> **Task description**
Only lines holding "currency" are needed; copy each of them from the data below.
● ● ● ● ●
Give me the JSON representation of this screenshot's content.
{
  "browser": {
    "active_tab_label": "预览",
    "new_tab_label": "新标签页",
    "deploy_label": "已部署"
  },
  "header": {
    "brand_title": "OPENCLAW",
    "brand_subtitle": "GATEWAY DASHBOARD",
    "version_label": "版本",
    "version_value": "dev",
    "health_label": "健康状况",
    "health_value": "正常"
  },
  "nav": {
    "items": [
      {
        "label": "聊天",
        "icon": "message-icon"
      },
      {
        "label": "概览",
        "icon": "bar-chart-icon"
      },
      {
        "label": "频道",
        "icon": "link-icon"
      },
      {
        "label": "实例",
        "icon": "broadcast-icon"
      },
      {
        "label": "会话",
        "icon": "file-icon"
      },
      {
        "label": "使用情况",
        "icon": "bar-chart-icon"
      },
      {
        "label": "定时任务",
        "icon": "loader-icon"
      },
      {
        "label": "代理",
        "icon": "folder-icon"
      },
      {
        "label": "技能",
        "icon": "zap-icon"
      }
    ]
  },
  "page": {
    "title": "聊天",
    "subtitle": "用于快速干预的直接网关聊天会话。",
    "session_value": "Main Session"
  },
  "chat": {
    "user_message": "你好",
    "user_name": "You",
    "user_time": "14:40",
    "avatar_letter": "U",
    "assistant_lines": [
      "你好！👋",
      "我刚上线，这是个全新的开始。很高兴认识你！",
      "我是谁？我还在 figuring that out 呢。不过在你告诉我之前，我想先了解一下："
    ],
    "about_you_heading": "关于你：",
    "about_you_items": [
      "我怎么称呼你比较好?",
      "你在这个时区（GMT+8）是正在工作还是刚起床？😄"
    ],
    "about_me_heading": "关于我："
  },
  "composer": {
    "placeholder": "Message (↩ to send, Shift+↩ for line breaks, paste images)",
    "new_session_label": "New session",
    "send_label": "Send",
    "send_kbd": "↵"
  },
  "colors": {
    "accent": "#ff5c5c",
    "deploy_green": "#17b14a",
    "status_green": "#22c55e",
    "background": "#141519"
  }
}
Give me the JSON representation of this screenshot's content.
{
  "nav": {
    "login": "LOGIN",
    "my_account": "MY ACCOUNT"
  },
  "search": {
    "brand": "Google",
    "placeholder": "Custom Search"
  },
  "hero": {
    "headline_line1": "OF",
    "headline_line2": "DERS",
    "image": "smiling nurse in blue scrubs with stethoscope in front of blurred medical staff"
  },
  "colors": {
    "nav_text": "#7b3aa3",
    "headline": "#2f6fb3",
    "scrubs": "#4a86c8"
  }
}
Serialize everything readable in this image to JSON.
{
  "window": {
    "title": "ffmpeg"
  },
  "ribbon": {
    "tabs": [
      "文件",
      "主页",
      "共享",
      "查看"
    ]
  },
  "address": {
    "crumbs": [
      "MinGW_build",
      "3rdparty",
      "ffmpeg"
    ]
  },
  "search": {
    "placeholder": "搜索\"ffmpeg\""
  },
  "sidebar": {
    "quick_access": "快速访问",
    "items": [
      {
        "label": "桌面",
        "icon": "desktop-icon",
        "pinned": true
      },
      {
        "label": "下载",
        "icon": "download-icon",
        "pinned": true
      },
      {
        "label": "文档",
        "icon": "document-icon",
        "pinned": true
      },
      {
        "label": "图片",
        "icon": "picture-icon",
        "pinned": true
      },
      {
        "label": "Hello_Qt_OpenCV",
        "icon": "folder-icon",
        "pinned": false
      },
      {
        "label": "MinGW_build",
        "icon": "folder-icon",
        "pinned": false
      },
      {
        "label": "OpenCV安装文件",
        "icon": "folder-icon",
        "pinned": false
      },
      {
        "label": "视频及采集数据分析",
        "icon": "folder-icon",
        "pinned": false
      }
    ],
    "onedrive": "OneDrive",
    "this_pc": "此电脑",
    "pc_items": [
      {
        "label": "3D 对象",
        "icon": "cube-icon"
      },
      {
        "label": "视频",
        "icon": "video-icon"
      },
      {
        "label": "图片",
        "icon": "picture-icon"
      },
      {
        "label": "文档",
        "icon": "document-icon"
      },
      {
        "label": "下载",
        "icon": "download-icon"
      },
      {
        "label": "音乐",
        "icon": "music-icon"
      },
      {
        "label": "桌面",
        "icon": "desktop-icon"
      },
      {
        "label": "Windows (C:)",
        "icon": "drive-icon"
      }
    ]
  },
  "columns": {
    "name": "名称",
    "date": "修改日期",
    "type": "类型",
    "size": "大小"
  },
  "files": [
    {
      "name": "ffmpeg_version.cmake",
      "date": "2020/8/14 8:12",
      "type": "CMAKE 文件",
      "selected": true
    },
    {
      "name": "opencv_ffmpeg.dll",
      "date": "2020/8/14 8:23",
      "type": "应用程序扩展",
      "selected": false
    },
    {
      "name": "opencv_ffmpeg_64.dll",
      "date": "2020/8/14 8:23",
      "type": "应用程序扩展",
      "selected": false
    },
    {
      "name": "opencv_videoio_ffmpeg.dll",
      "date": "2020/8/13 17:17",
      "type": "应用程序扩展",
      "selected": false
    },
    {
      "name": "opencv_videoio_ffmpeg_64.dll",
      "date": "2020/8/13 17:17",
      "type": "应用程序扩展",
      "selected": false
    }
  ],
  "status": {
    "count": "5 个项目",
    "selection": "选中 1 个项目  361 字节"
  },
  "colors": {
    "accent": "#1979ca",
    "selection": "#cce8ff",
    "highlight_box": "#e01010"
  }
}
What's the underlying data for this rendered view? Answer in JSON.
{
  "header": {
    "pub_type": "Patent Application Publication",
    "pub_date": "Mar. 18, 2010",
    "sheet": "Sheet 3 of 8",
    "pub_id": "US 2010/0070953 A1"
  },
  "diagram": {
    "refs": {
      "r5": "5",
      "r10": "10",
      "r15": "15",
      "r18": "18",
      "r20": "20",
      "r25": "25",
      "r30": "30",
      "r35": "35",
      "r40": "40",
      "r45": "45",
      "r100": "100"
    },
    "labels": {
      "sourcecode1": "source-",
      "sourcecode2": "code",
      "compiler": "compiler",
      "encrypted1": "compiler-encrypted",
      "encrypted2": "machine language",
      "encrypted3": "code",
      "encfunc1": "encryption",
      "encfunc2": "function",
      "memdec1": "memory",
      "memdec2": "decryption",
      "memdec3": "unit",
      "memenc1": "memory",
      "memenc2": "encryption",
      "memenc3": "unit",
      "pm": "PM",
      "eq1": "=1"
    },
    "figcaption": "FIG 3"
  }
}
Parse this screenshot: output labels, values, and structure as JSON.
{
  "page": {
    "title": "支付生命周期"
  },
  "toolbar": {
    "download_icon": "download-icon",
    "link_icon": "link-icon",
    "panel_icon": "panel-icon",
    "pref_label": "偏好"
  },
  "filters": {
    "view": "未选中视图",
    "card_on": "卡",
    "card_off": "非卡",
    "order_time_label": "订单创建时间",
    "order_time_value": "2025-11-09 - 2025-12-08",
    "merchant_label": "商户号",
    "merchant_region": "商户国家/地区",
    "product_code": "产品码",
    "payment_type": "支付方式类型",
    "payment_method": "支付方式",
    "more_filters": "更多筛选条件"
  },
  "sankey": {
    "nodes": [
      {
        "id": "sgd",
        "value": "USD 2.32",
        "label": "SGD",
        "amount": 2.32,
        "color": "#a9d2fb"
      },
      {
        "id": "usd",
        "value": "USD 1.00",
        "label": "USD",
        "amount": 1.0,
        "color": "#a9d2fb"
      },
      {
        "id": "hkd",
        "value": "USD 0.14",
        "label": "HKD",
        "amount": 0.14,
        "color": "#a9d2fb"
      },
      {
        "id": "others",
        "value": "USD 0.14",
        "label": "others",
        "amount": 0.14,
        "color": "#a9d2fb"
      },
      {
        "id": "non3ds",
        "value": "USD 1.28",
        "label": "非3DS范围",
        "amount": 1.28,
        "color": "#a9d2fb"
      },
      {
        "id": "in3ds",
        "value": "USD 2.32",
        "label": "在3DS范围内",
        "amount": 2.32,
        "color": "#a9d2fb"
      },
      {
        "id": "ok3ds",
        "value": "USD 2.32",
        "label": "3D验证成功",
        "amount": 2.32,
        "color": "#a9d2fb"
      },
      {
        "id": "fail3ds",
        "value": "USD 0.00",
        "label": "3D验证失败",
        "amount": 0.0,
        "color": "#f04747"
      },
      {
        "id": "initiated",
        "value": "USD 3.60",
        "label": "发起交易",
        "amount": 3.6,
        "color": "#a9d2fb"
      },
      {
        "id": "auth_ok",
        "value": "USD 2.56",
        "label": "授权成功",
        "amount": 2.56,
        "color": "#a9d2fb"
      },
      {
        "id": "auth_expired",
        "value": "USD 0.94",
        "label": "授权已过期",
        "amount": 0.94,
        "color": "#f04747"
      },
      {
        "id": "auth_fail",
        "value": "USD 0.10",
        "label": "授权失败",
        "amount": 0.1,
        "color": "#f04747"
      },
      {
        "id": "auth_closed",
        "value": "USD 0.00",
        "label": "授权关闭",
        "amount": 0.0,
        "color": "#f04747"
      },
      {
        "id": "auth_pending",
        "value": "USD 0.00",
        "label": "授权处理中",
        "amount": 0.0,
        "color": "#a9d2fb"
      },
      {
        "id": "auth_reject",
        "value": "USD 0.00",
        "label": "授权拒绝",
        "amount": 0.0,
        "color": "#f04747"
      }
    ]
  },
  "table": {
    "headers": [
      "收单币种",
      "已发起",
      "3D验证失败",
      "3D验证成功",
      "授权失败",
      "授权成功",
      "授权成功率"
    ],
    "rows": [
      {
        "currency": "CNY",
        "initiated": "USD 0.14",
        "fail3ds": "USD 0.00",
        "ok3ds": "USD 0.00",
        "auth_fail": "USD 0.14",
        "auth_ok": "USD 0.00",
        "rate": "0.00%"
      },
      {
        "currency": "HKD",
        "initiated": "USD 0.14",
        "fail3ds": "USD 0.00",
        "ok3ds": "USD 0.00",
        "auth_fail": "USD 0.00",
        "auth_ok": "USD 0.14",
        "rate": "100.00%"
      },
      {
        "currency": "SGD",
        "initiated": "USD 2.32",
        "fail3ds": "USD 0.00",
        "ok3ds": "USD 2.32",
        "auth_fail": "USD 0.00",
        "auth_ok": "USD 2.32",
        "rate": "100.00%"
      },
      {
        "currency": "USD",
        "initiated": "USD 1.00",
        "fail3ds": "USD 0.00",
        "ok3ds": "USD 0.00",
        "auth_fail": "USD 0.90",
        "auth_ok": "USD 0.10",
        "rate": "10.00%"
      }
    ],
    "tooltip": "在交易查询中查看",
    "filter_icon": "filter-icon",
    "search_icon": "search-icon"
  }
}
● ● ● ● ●
> **Final answer**
        "currency": "CNY",
        "currency": "HKD",
        "currency": "SGD",
        "currency": "USD",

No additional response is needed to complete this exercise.